My buddy Randy, who ran his first marathon with me last month, drove down with his two sons, William and Josh.  Talk about a pick me up!  At about mile 15 I heard someone yelling my name out from the side.  I looked over and saw the three standing there.  If you are a runner and reading this post, you know how much something like that can mean to you.  It was awesome.  I also saw them a few miles later at a red light.  They drove beside me for a good bit and the boys were yelling, "Go Uncle Chris! You're doing awesome!" and "War Eagle!"  I have to say that was really cool.  Gave me a little boost of energy at a tough spot in the race.  Thanks guys!

Marathons are tough.  No doubt.  Some are a little harder than others.  Some of us struggle with distance more than others.  You go through many things both physically and mentally during a marathon.  What this race reminded me was that there are so many others that struggle with things so much more important than a run.  At mile 4 we ran through the campus of St Jude.  I had my phone out and ready to take pics of the kids as they cheered.  Well, I couldn't do it.  I was too emotional to stop and take them.  The kids and their parents were cheeirng and holding signs.  They said many things, but most stated their gratitude for our support.  As I ran by them, I wanted to do so much more than raise a few dollars for them.  I passed the campus again at mile 22 so I did stop and take a pic of the hospital.

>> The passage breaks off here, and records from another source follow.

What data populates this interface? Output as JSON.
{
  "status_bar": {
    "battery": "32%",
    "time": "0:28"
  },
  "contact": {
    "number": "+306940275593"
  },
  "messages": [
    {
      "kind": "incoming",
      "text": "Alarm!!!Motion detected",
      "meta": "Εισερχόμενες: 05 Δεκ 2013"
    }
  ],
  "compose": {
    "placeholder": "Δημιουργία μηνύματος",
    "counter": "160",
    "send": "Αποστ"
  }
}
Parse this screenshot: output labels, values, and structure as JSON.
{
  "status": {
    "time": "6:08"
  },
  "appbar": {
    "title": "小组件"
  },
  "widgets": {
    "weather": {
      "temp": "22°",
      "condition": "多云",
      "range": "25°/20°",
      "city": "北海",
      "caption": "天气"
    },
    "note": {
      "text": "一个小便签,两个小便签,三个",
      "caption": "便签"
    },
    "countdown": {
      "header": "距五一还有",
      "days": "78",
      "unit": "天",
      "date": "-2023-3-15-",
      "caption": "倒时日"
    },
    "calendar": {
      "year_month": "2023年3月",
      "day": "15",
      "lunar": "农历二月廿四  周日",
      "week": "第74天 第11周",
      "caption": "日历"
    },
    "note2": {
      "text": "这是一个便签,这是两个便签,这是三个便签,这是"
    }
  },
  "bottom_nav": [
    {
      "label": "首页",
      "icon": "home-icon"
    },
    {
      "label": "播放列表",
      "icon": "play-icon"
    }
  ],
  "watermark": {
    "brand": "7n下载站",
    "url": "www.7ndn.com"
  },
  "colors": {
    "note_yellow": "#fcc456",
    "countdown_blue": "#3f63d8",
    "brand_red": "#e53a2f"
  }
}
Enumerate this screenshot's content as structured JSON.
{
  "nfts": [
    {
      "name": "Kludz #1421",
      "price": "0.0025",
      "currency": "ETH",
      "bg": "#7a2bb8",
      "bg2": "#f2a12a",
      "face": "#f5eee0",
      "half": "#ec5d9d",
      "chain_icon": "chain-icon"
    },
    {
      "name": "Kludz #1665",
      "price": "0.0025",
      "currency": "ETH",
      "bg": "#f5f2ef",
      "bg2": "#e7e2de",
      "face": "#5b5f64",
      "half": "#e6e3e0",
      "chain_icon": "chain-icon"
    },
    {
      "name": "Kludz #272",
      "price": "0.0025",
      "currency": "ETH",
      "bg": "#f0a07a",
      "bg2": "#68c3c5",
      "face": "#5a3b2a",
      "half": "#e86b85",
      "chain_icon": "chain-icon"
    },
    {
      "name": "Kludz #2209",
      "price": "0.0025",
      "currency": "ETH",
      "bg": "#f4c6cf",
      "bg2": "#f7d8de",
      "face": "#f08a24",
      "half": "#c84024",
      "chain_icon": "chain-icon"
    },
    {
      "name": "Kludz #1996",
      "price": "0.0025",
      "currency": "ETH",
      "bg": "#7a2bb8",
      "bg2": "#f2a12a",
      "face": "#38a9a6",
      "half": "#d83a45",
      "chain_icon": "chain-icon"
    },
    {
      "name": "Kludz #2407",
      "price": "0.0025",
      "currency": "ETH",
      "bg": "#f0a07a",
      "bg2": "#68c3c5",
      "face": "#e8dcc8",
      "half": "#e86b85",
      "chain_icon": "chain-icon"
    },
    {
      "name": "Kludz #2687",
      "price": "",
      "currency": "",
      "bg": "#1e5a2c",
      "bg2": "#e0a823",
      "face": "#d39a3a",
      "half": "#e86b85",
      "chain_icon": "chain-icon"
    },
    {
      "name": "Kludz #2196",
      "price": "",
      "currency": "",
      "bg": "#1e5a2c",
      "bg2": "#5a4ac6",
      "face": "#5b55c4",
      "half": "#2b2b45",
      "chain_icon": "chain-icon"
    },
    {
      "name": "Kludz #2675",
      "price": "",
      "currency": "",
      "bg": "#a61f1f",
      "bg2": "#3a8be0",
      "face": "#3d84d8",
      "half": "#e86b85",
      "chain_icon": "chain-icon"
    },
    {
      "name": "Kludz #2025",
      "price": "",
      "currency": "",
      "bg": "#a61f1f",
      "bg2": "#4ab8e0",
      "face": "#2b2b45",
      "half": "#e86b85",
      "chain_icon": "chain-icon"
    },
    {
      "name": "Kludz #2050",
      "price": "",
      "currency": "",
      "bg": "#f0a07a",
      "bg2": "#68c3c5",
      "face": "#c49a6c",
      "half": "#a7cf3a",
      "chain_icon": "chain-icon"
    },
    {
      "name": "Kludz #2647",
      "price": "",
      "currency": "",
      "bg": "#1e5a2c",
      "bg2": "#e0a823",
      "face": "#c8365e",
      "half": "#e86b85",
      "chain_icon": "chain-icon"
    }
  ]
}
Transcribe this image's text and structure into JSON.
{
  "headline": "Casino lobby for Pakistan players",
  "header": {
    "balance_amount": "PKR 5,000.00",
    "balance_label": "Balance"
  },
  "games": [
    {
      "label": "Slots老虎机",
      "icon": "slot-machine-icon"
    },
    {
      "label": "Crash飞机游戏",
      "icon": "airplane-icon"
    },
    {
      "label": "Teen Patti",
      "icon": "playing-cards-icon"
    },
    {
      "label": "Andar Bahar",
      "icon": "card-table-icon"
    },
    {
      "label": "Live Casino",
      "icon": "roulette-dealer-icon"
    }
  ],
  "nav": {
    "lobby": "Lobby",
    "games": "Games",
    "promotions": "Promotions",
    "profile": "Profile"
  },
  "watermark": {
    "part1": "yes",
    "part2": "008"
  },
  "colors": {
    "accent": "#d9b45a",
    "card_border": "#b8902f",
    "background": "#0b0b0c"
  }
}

One last quick moment that I experienced on the run.  I noticed after the halfway point that there was a couple running together.  They had orange tshirts on with a picture of a little girl on the back of them.  Not unusual for this race.  As I ran by them I asked them who the little girl was.  They both responded in unison, "Our daughter".  I wanted to ask what she was being treated for but I could only say "You guys are awesome!" and continue on.

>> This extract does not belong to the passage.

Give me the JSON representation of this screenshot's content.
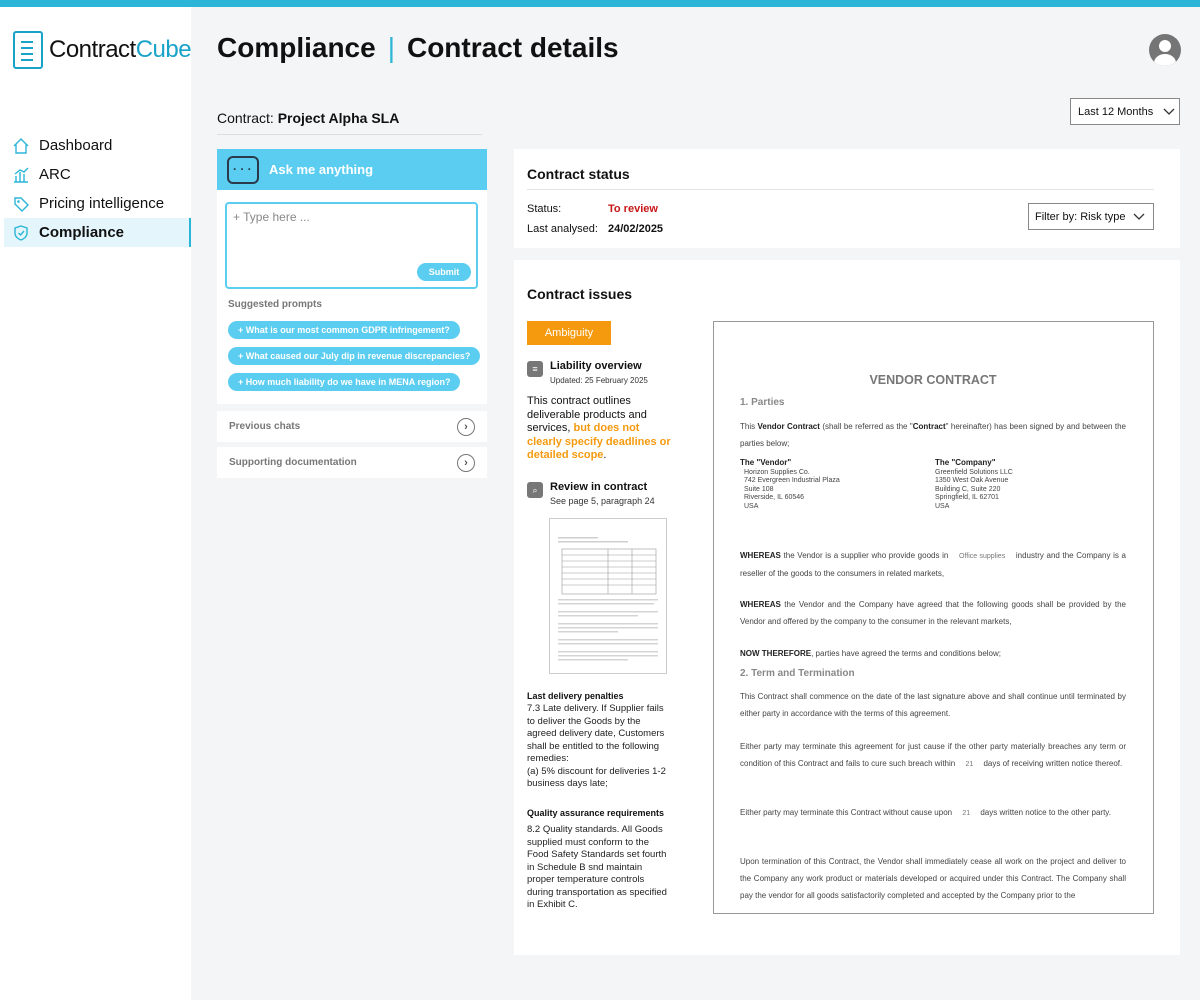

That moment wraps up the whole experience for me.  Training for two marathons and running both of them in one month is hard, no doubt.  I experienced a good bit of cramping and pain Saturday.  I wanted to quit many times.  It was a mental and physical struggle.  With that said, my training and running doesn't even compare to the struggle that these kids and their families are facing. 

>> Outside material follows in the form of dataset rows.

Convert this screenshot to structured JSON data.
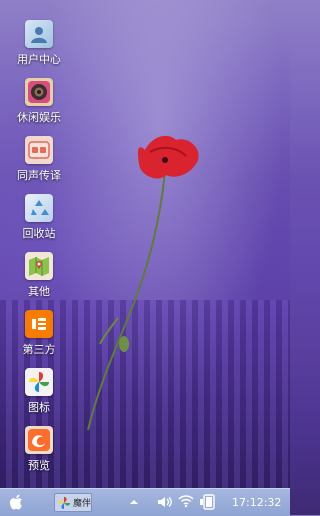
{
  "desktop": {
    "icons": [
      {
        "label": "用户中心",
        "icon": "user-center-icon"
      },
      {
        "label": "休闲娱乐",
        "icon": "entertainment-icon"
      },
      {
        "label": "同声传译",
        "icon": "translation-icon"
      },
      {
        "label": "回收站",
        "icon": "recycle-bin-icon"
      },
      {
        "label": "其他",
        "icon": "map-icon"
      },
      {
        "label": "第三方",
        "icon": "taobao-icon"
      },
      {
        "label": "图标",
        "icon": "pinwheel-icon"
      },
      {
        "label": "预览",
        "icon": "uc-browser-icon"
      }
    ]
  },
  "taskbar": {
    "start_icon": "apple-icon",
    "task_label": "魔伴",
    "clock": "17:12:32"
  },
  "colors": {
    "taskbar": "#8fa4d3",
    "accent_red": "#d9232e"
  }
}
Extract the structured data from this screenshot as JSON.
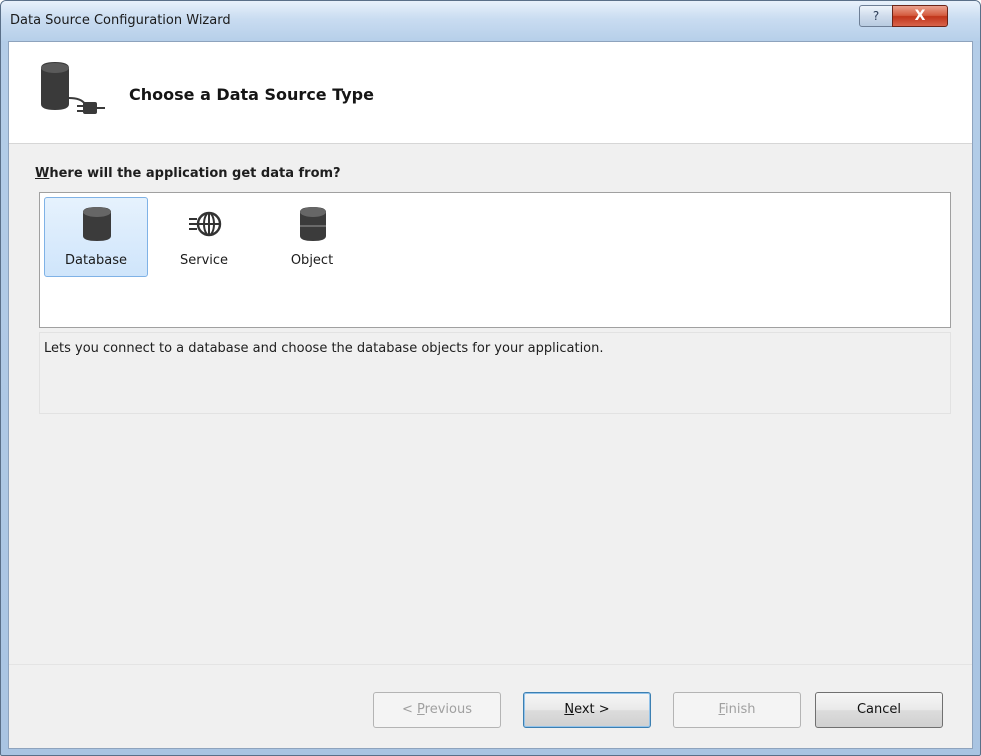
{
  "window": {
    "title": "Data Source Configuration Wizard",
    "help_label": "?",
    "close_label": "X"
  },
  "header": {
    "title": "Choose a Data Source Type"
  },
  "question": {
    "mnemonic": "W",
    "rest": "here will the application get data from?"
  },
  "choices": [
    {
      "label": "Database",
      "icon": "database-icon",
      "selected": true
    },
    {
      "label": "Service",
      "icon": "service-globe-icon",
      "selected": false
    },
    {
      "label": "Object",
      "icon": "object-icon",
      "selected": false
    }
  ],
  "description": "Lets you connect to a database and choose the database objects for your application.",
  "buttons": {
    "previous": {
      "prefix": "< ",
      "mnemonic": "P",
      "rest": "revious",
      "enabled": false
    },
    "next": {
      "mnemonic": "N",
      "rest": "ext >",
      "enabled": true
    },
    "finish": {
      "mnemonic": "F",
      "rest": "inish",
      "enabled": false
    },
    "cancel": {
      "label": "Cancel",
      "enabled": true
    }
  },
  "colors": {
    "selection_fill": "#cfe5fb",
    "selection_border": "#7fb2e6",
    "close_red": "#c0341a"
  }
}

I am thankful that I was able to raise a little money for this great cause. 

I am thankful that many of you were able to help raise those funds.

I am thankful that I am physically and mentally capable of running marathons.

I am thankful my three children are healthy.

I am thankful...

I recieved a metal for finishing.  In my mind, the kids at St Jude deserve this metal, not me.  We could do so much more.  My site is still accepting donations,   I wonder how much more we could raise?


  1. It was great to see you at the race, Chris! I'm glad you had such a good experience :-)

  2. Great first blog, Chris. Still bummed we didn't get to meet you. Running through the St. Jude campus was so emotional. I started choking up as soon as I was approaching the entrance. There was a mom who saw me in tears and she just looked me in the eye and said "thank you". It really put it in perspective towards the end of the race. I wanted to quit because my knee was hurting so bad but then I started thinking about how those precious kids aren't able to just quit when they want to. Opened my eyes a little bit. You did awesome and great work on the money you raised.

  3. Chris, I enjoyed the blog post...I wanted to hear more about the race so the blog was a good way for me to do that. It is definitely the most emotional race I've ever run and it sounds like that's the case for you too. Great work on raising the funds for the hospital! I look forward to reading more from your blog. Take care buddy!

  4. Very nicely done! Congratulations on a great race. You write very well, and that sounds like a fantastic event. Recover well, and continued success!

  5. Great job on all counts. You sound amazing! I also get a lot of daily inspiration from Twitter runners and friends.

  6. Thanks everyone for reading and commenting. I only hope I accurately conveyed what a great event and cause this was! As I said, the kids are the heroes, not me.